Yet, physicians also need the tools and investments to thrive. Despite their expertise in medical fields, they might lack business acumen. Perhaps the dialogue should shift from advocating for physician independence to emphasizing ‘physician agency’. Regardless of their affiliation with hospitals, insurers, or management companies, the involvement of physicians is critical to an organization’s long-term success. However, this collaboration requires physicians to engage constructively.
The future of physician employment and the broader impact of corporatization remains uncertain. But 2023 promises to be a pivotal year, worthy of our close attention
Where we go from here with physician employment and the ultimate result of corporatization, I don’t know – but there’s plenty to pay attention to in 2023.
Open-ended Questions to Consider:
- If some or all of these trends continue to play out, how will the physician employment environment shift, if at all?
- What’s the long-term fallout from physician mistrust of capital partners, if any?
- What happens if the FTC bans non-competes?
- What happens to physician compensation if hospitals can no longer stomach physician practice subsidies?
- Why are 70,000 physicians and APPs still aligned with Optum if they’re constantly being villainized publicly?
- Will the physician-owned hospital movement pick up steam?
- As rollups like Envision, American Physician Partners, Cano, and future candidates like Radiology Partners fall apart, where do these physicians go, and what happens to staffing – and subsequent patient care – at those hospitals or clinics?
Resources and Further Reading Material:
- American Medical Association. Medicare physician payment reform: Long overdue. https://www.ama-assn.org/about/leadership/medicare-physician-payment-reform-long-overdue
- Adler, L. [@LorenAdler] https://twitter.com/LorenAdler/status/1681694408817758211?s=20
- PitchBook. UK private equity & healthcare: What’s the future for the NHS? https://pitchbook.com/news/articles/UK-private-equity-healthcare-NHS
- Radiology Business. Radiology Partners seeking new investors to help repay more than $2B debt: report. https://radiologybusiness.com/topics/healthcare-management/healthcare-economics/radiology-partners-seeking-new-investors-help-repay-more-2b-debt-report
- Hospitalogy. The rise and fall of Envision Healthcare. https://workweek.com/2023/05/11/the-rise-and-fall-of-envision-healthcare/

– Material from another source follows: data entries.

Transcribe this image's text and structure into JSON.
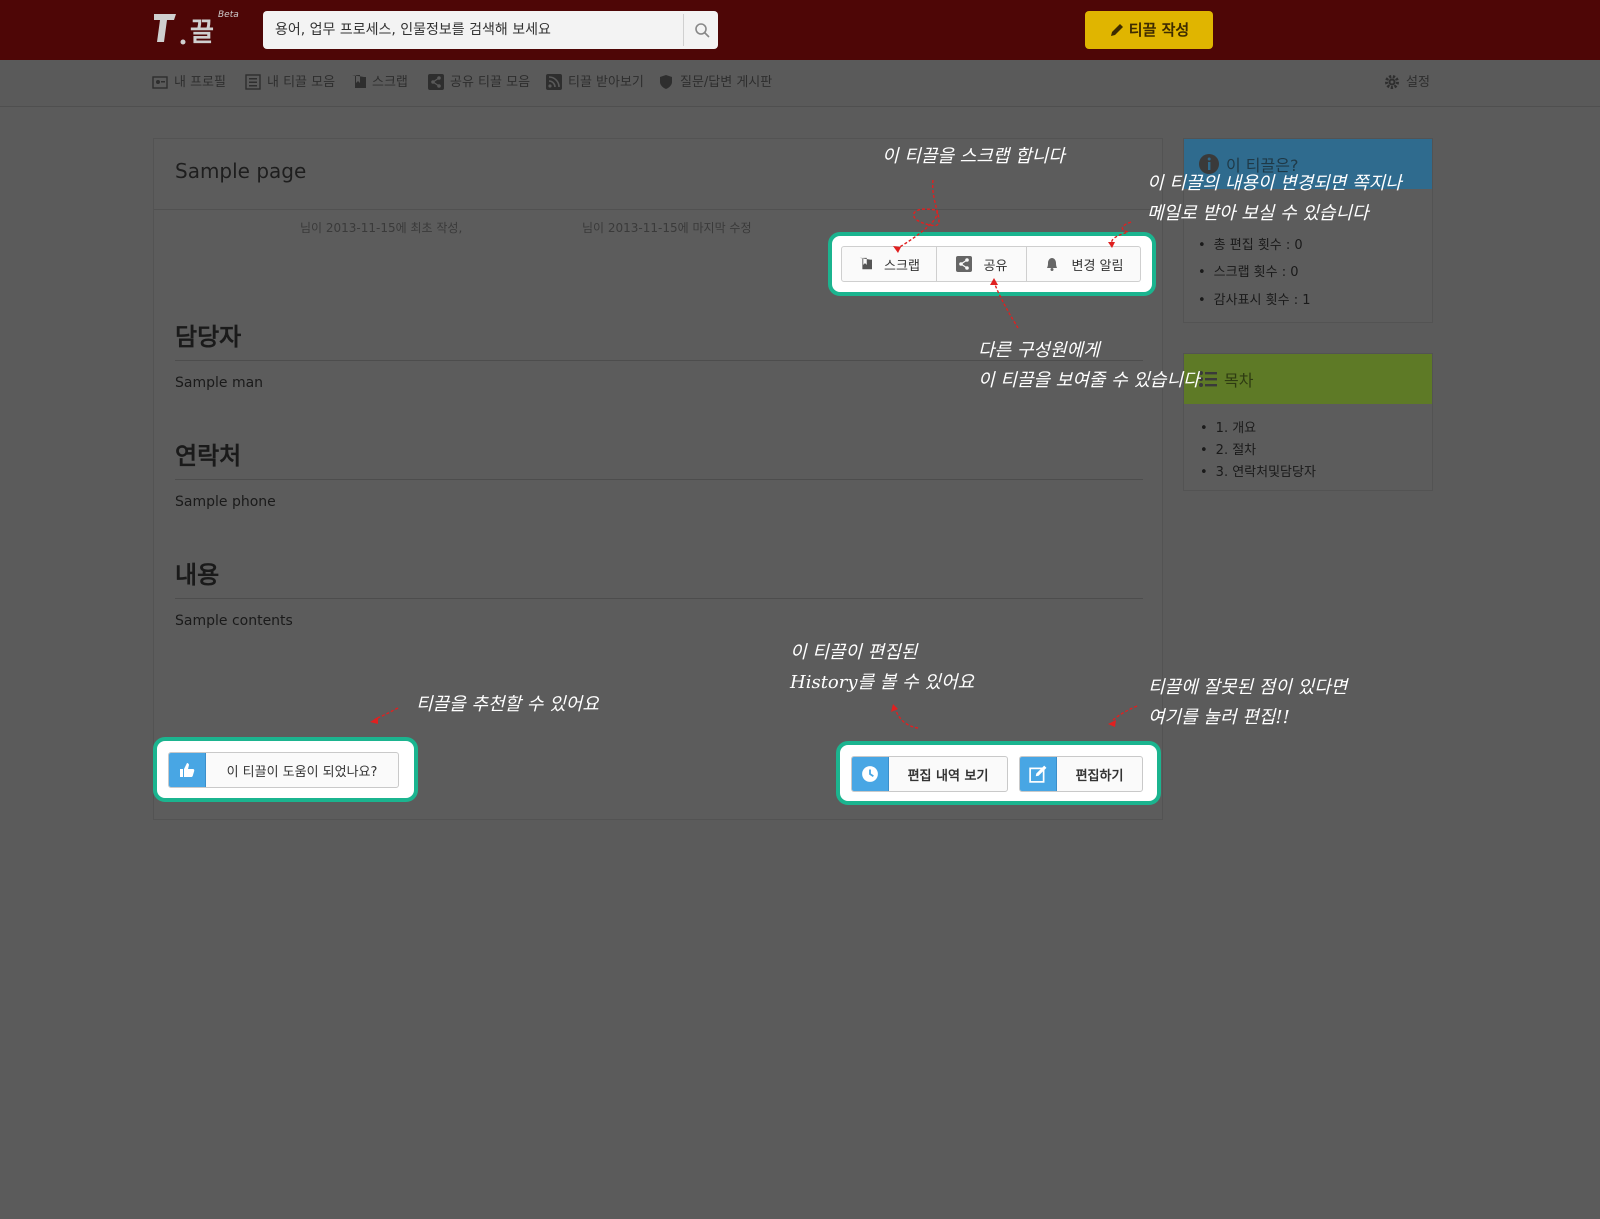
{
  "header": {
    "logo_text": "끌",
    "logo_badge": "Beta",
    "search_placeholder": "용어, 업무 프로세스, 인물정보를 검색해 보세요",
    "write_label": "티끌 작성"
  },
  "nav": {
    "items": [
      {
        "label": "내 프로필",
        "icon": "profile-icon"
      },
      {
        "label": "내 티끌 모음",
        "icon": "list-icon"
      },
      {
        "label": "스크랩",
        "icon": "bookmark-icon"
      },
      {
        "label": "공유 티끌 모음",
        "icon": "share-icon"
      },
      {
        "label": "티끌 받아보기",
        "icon": "rss-icon"
      },
      {
        "label": "질문/답변 게시판",
        "icon": "shield-icon"
      }
    ],
    "settings_label": "설정"
  },
  "page": {
    "title": "Sample page",
    "meta_created": "님이 2013-11-15에 최초 작성,",
    "meta_updated": "님이 2013-11-15에 마지막 수정",
    "actions": {
      "scrap": "스크랩",
      "share": "공유",
      "notify": "변경 알림"
    },
    "sections": [
      {
        "heading": "담당자",
        "text": "Sample man"
      },
      {
        "heading": "연락처",
        "text": "Sample phone"
      },
      {
        "heading": "내용",
        "text": "Sample contents"
      }
    ],
    "helpful_label": "이 티끌이 도움이 되었나요?",
    "history_label": "편집 내역 보기",
    "edit_label": "편집하기"
  },
  "info_panel": {
    "title": "이 티끌은?",
    "stats": [
      "총 편집 횟수 : 0",
      "스크랩 횟수 : 0",
      "감사표시 횟수 : 1"
    ]
  },
  "toc_panel": {
    "title": "목차",
    "items": [
      "1. 개요",
      "2. 절차",
      "3. 연락처및담당자"
    ]
  },
  "annotations": {
    "scrap": "이 티끌을 스크랩 합니다",
    "notify_1": "이 티끌의 내용이 변경되면 쪽지나",
    "notify_2": "메일로 받아 보실 수 있습니다",
    "share_1": "다른 구성원에게",
    "share_2": "이 티끌을 보여줄 수 있습니다",
    "history_1": "이 티끌이 편집된",
    "history_2": "History를 볼 수 있어요",
    "recommend": "티끌을 추천할 수 있어요",
    "edit_1": "티끌에 잘못된 점이 있다면",
    "edit_2": "여기를 눌러 편집!!"
  },
  "colors": {
    "header_bg": "#4e0606",
    "accent_yellow": "#e0b500",
    "highlight": "#1bb48f",
    "info_header": "#2f6b8e",
    "toc_header": "#5e7a26",
    "icon_blue": "#48a6e4",
    "annotation_arrow": "#e02020"
  }
}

- Becker’s Hospital Review. Private equity, payers acquire far more physicians than hospitals: AHA. https://www.beckershospitalreview.com/finance/private-equity-payers-acquire-far-more-physicians-than-hospitals-aha.html
- Lever News. Private equity gloats over a doctor glut. https://www.levernews.com/private-equity-gloats-over-a-doctor-glut/
- Lexology. https://www.lexology.com/library/detail.aspx?g=38da0310-84ee-48aa-94b4-4262f92d5286
- MedCity News. AMA: Physician employment and the future of Medicare. https://medcitynews.com/2023/07/ama-physician-employment-healthcare-medicare/
- Becker’s Hospital Review. American Physician Partners’ looming closure leaves hospitals scrambling. https://www.beckershospitalreview.com/hospital-physician-relationships/american-physician-partners-looming-closure-leaves-hospitals-scrambling.html
- American Antitrust Institute. https://www.antitrustinstitute.org/wp-content/uploads/2023/07/AAI-UCB-EG_Private-Equity-I-Physician-Practice-Report_FINAL.pdf
- American Medical Association. https://www.ama-assn.org/system/files/2022-prp-practice-arrangement.pdf
- Becker’s Hospital Review. (n.d.). “Almost biblical in its impact”: Physicians balk at CMS’ proposed 3.34% pay cut. https://www.beckershospitalreview.com/finance/almost-biblical-in-its-impact-physicians-balk-at-cms-proposed-3-34-pay-cut.html
- BMJ. (2023). https://www.bmj.com/content/382/bmj-2023-075244